== Required action ==
Scan the entries below and extract each line with the word "here" in it.

== Material supplied ==
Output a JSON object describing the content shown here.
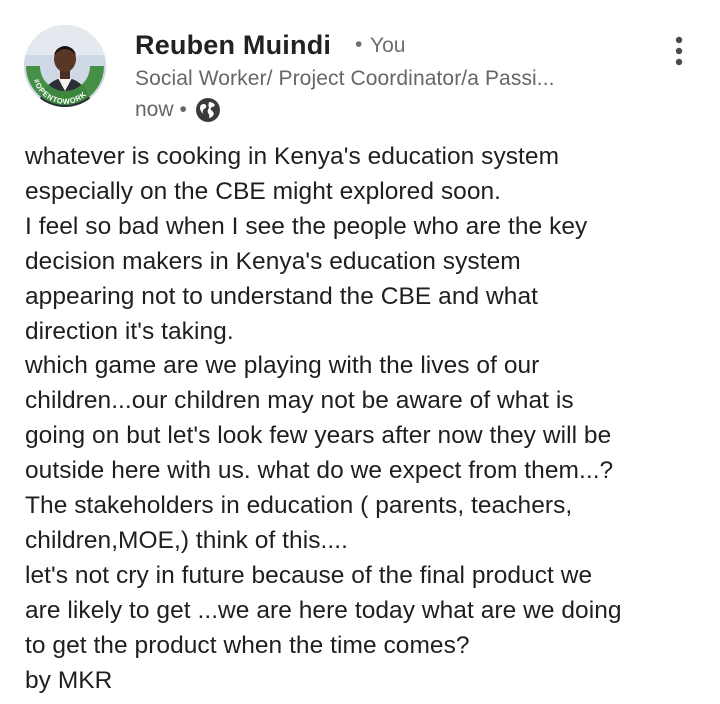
{
  "post": {
    "author": {
      "name": "Reuben Muindi",
      "separator": "•",
      "degree": "You",
      "headline": "Social Worker/ Project Coordinator/a Passi...",
      "avatar_badge": "#OPENTOWORK"
    },
    "meta": {
      "time": "now",
      "separator": "•",
      "visibility_icon": "globe-icon"
    },
    "menu_icon": "more-vertical-icon",
    "body": "whatever is cooking in Kenya's education system\nespecially on the CBE might explored soon.\n I feel so bad when I see the people who are the key\ndecision makers in Kenya's education system\nappearing not to understand the CBE and what\ndirection it's taking.\nwhich game are we playing with the lives of our\nchildren...our children may not be aware of what is\ngoing on but let's look few years after now they will be\noutside here with us. what do we expect from them...?\nThe stakeholders in education ( parents, teachers,\nchildren,MOE,) think of this....\nlet's not cry in future because of the final product we\nare likely to get ...we are here today what are we doing\nto get the product when the time comes?\nby MKR"
  },
  "colors": {
    "open_to_work_ring": "#3d8b3d",
    "avatar_bg": "#d4dde8",
    "text_primary": "#1f1f1f",
    "text_secondary": "#666666"
  }
}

== Problem solution ==
Output a JSON object describing the content shown here.
    "body": "whatever is cooking in Kenya's education system\nespecially on the CBE might explored soon.\n I feel so bad when I see the people who are the key\ndecision makers in Kenya's education system\nappearing not to understand the CBE and what\ndirection it's taking.\nwhich game are we playing with the lives of our\nchildren...our children may not be aware of what is\ngoing on but let's look few years after now they will be\noutside here with us. what do we expect from them...?\nThe stakeholders in education ( parents, teachers,\nchildren,MOE,) think of this....\nlet's not cry in future because of the final product we\nare likely to get ...we are here today what are we doing\nto get the product when the time comes?\nby MKR"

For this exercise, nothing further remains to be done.